Worlds within a world on Dietland's desktop
Photo: Anne Stuer
Photo: Anne Stuer
Dietland Vander Schaaf's studio is located in downtown Portland on the fifth floor of the State Theatre building. This brick building used to house more artist studios, says Dietland, but it is primarily small businesses now with a handful of artists on each floor. "The space is sunny and warm with high ceilings, wood floors, and two enormous windows. I appreciate the urban feel of the location—being able to hear street noise below and look out my windows to the roofs and chimneys of other buildings.

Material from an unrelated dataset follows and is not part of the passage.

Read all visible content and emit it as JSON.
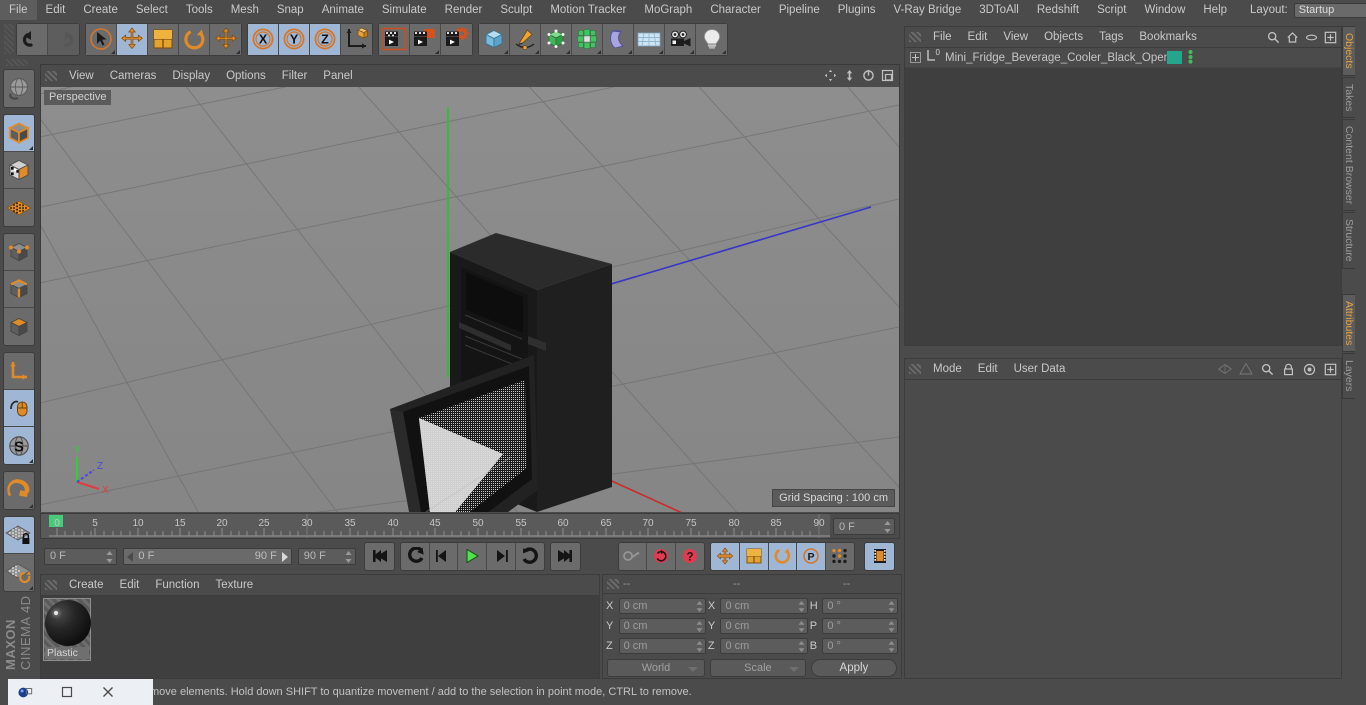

My home is in a residential neighborhood on the outskirts of the city, so this downtown space reminds me a bit of my years in San Francisco."
Exterior rooftop view of downtown Portland
A well-lit pristine workspace
“Of course, I'd like an even bigger studio (who wouldn't?)," says Dietland, "but at this point I am grateful for the solitude this space affords me. I primarily work on weekends and prefer to paint in silence, as it gives me the opportunity to focus exclusively on what I am doing. Occasionally, when I am sanding or varnishing work, I listen to a podcast or music. My ventilation system is a Vent-A-Fume unit.
“I am a little bit of a junkie when it comes to cleaning. My studio is shoe-free and I prefer to keep it as decluttered as possible, which requires regular organization and letting go. However, I did treat myself to a mid-century modern chair and magazine rack and am really appreciating just sitting and looking or reading in my studio. I also have a mini fridge stocked with beer, wine, and champagne for when friends or collectors visit and some cool glassware including some vintage crystal my mom passed along to me."
A corner for reading and thinking: mid-century magazine rack and Bertoia chair
Below: Vintage crystal for studio visitors
Photos: Anne Stuer
“I work pretty exclusively with encaustic at this point, but just set up a desk for sketching and drawing to test out designs and encourage myself to take risks and become looser with my line work. My go to tool is a simple potter's needle. I use it for everything from making marks to removing brush hairs from my paintings.”
Dietlind in front of Worlds Within II, encaustic and oil on panel, 2017
Photo: Jesika Theos